Data about app and page elements
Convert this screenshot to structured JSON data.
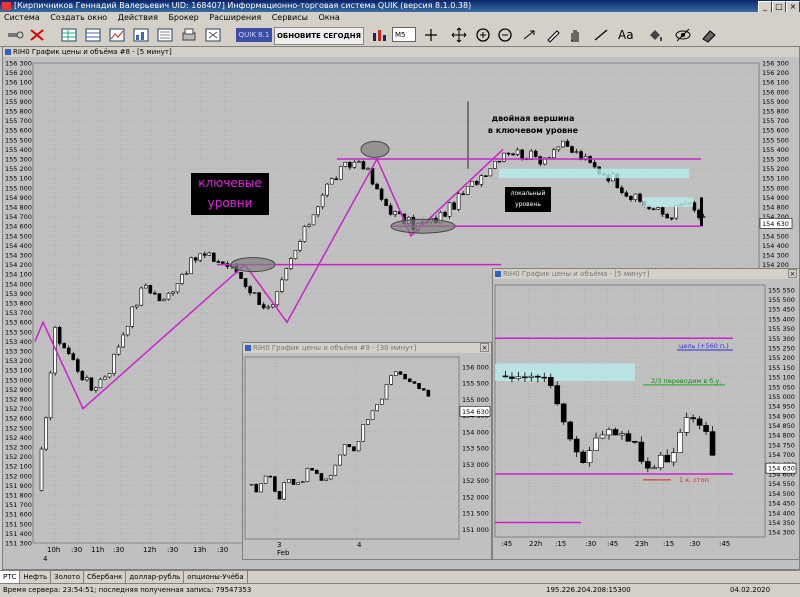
{
  "app": {
    "title": "[Кирпичников Геннадий Валерьевич UID: 168407] Информационно-торговая система QUIK (версия 8.1.0.38)"
  },
  "menu": [
    "Система",
    "Создать окно",
    "Действия",
    "Брокер",
    "Расширения",
    "Сервисы",
    "Окна"
  ],
  "toolbar": {
    "quik_label": "QUIK 8.1",
    "refresh_label": "ОБНОВИТЕ СЕГОДНЯ",
    "timeframe": "M5",
    "text_tool": "Aa"
  },
  "windows": {
    "main": {
      "title": "RIH0 График цены и объёма #8 - [5 минут]",
      "y_ticks": [
        "156 300",
        "156 200",
        "156 100",
        "156 000",
        "155 900",
        "155 800",
        "155 700",
        "155 600",
        "155 500",
        "155 400",
        "155 300",
        "155 200",
        "155 100",
        "155 000",
        "154 900",
        "154 800",
        "154 700",
        "154 600",
        "154 500",
        "154 400",
        "154 300",
        "154 200",
        "154 100",
        "154 000",
        "153 900",
        "153 800",
        "153 700",
        "153 600",
        "153 500",
        "153 400",
        "153 300",
        "153 200",
        "153 100",
        "153 000",
        "152 900",
        "152 800",
        "152 700",
        "152 600",
        "152 500",
        "152 400",
        "152 300",
        "152 200",
        "152 100",
        "152 000",
        "151 900",
        "151 800",
        "151 700",
        "151 600",
        "151 500",
        "151 400",
        "151 300"
      ],
      "right_ticks": [
        "156 300",
        "156 200",
        "156 100",
        "156 000",
        "155 900",
        "155 800",
        "155 700",
        "155 600",
        "155 500",
        "155 400",
        "155 300",
        "155 200",
        "155 100",
        "155 000",
        "154 900",
        "154 800",
        "154 700",
        "154 600",
        "154 500",
        "154 400",
        "154 300",
        "154 200"
      ],
      "x_ticks": [
        "10h",
        ":30",
        "11h",
        ":30",
        "12h",
        ":30",
        "13h",
        ":30"
      ],
      "date_label": "4",
      "last_price": "154 630",
      "annotations": {
        "key_levels": [
          "ключевые",
          "уровни"
        ],
        "double_top": [
          "двойная вершина",
          "в ключевом уровне"
        ],
        "local_level": [
          "локальный",
          "уровень"
        ]
      }
    },
    "w30": {
      "title": "RIH0 График цены и объёма #9 - [30 минут]",
      "y_ticks": [
        "156 000",
        "155 500",
        "155 000",
        "154 500",
        "154 000",
        "153 500",
        "153 000",
        "152 500",
        "152 000",
        "151 500",
        "151 000"
      ],
      "x_ticks": [
        "3",
        "4"
      ],
      "month_label": "Feb",
      "last_price": "154 630"
    },
    "w5": {
      "title": "RIH0 График цены и объёма - [5 минут]",
      "y_ticks": [
        "155 550",
        "155 500",
        "155 450",
        "155 400",
        "155 350",
        "155 300",
        "155 250",
        "155 200",
        "155 150",
        "155 100",
        "155 050",
        "155 000",
        "154 950",
        "154 900",
        "154 850",
        "154 800",
        "154 750",
        "154 700",
        "154 650",
        "154 600",
        "154 550",
        "154 500",
        "154 450",
        "154 400",
        "154 350",
        "154 300"
      ],
      "x_ticks": [
        ":45",
        "22h",
        ":15",
        ":30",
        ":45",
        "23h",
        ":15",
        ":30",
        ":45"
      ],
      "last_price": "154 630",
      "annotations": {
        "target": "цель (+560 п.)",
        "breakeven": "2/3 переводим в б.у.",
        "stop": "1 к. стоп"
      }
    }
  },
  "tabs": [
    {
      "label": "РТС",
      "active": true
    },
    {
      "label": "Нефть",
      "active": false
    },
    {
      "label": "Золото",
      "active": false
    },
    {
      "label": "Сбербанк",
      "active": false
    },
    {
      "label": "доллар-рубль",
      "active": false
    },
    {
      "label": "опционы-Учёба",
      "active": false
    }
  ],
  "status": {
    "server_time": "Время сервера: 23:54:51; последняя полученная запись: 79547353",
    "ip": "195.226.204.208:15300",
    "date": "04.02.2020"
  },
  "colors": {
    "bull": "#ffffff",
    "bear": "#000000",
    "level_line": "#cc22cc",
    "zone": "#b8ecec",
    "stop": "#dd2222",
    "target": "#3030cc"
  }
}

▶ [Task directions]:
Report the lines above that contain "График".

▶ [Result below]:
      "title": "RIH0 График цены и объёма #8 - [5 минут]",
      "title": "RIH0 График цены и объёма #9 - [30 минут]",
      "title": "RIH0 График цены и объёма - [5 минут]",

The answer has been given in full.